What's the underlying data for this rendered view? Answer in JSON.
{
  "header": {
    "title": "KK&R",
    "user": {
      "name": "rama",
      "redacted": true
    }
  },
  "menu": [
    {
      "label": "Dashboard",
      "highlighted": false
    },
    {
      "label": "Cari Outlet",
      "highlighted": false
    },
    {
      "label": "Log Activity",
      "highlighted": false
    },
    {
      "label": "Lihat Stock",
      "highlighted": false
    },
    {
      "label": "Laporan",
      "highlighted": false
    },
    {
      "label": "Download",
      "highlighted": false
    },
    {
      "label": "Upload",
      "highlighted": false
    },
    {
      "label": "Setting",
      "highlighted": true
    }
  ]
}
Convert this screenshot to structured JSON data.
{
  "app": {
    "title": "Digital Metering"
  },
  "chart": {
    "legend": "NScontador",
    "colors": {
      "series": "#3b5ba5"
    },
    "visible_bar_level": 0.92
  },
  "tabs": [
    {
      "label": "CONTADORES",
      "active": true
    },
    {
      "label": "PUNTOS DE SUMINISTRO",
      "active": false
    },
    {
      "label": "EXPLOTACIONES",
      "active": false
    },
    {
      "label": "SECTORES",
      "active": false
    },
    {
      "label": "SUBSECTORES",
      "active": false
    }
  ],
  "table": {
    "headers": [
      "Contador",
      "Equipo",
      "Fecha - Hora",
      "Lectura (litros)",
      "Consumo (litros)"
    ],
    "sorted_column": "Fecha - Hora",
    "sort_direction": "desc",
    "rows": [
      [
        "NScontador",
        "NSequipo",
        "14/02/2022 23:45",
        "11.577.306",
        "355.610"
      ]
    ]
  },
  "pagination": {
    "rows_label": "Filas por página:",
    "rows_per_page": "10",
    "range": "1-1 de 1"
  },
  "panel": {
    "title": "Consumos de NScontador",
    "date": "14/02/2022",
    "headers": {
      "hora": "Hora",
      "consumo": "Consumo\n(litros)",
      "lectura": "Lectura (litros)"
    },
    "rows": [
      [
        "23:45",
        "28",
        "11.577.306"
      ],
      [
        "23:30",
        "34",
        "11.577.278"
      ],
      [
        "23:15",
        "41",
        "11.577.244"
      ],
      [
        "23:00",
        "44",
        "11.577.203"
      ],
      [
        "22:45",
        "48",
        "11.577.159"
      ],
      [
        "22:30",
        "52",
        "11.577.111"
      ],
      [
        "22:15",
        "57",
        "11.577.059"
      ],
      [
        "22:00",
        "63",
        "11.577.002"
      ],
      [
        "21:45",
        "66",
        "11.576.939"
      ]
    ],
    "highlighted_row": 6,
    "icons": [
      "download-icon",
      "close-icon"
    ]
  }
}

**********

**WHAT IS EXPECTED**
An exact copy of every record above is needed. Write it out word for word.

**ANSWER TO THIS PROBLEM**
What's the underlying data for this rendered view? Answer in JSON.
{
  "header": {
    "title": "KK&R",
    "user": {
      "name": "rama",
      "redacted": true
    }
  },
  "menu": [
    {
      "label": "Dashboard",
      "highlighted": false
    },
    {
      "label": "Cari Outlet",
      "highlighted": false
    },
    {
      "label": "Log Activity",
      "highlighted": false
    },
    {
      "label": "Lihat Stock",
      "highlighted": false
    },
    {
      "label": "Laporan",
      "highlighted": false
    },
    {
      "label": "Download",
      "highlighted": false
    },
    {
      "label": "Upload",
      "highlighted": false
    },
    {
      "label": "Setting",
      "highlighted": true
    }
  ]
}
Convert this screenshot to structured JSON data.
{
  "app": {
    "title": "Digital Metering"
  },
  "chart": {
    "legend": "NScontador",
    "colors": {
      "series": "#3b5ba5"
    },
    "visible_bar_level": 0.92
  },
  "tabs": [
    {
      "label": "CONTADORES",
      "active": true
    },
    {
      "label": "PUNTOS DE SUMINISTRO",
      "active": false
    },
    {
      "label": "EXPLOTACIONES",
      "active": false
    },
    {
      "label": "SECTORES",
      "active": false
    },
    {
      "label": "SUBSECTORES",
      "active": false
    }
  ],
  "table": {
    "headers": [
      "Contador",
      "Equipo",
      "Fecha - Hora",
      "Lectura (litros)",
      "Consumo (litros)"
    ],
    "sorted_column": "Fecha - Hora",
    "sort_direction": "desc",
    "rows": [
      [
        "NScontador",
        "NSequipo",
        "14/02/2022 23:45",
        "11.577.306",
        "355.610"
      ]
    ]
  },
  "pagination": {
    "rows_label": "Filas por página:",
    "rows_per_page": "10",
    "range": "1-1 de 1"
  },
  "panel": {
    "title": "Consumos de NScontador",
    "date": "14/02/2022",
    "headers": {
      "hora": "Hora",
      "consumo": "Consumo\n(litros)",
      "lectura": "Lectura (litros)"
    },
    "rows": [
      [
        "23:45",
        "28",
        "11.577.306"
      ],
      [
        "23:30",
        "34",
        "11.577.278"
      ],
      [
        "23:15",
        "41",
        "11.577.244"
      ],
      [
        "23:00",
        "44",
        "11.577.203"
      ],
      [
        "22:45",
        "48",
        "11.577.159"
      ],
      [
        "22:30",
        "52",
        "11.577.111"
      ],
      [
        "22:15",
        "57",
        "11.577.059"
      ],
      [
        "22:00",
        "63",
        "11.577.002"
      ],
      [
        "21:45",
        "66",
        "11.576.939"
      ]
    ],
    "highlighted_row": 6,
    "icons": [
      "download-icon",
      "close-icon"
    ]
  }
}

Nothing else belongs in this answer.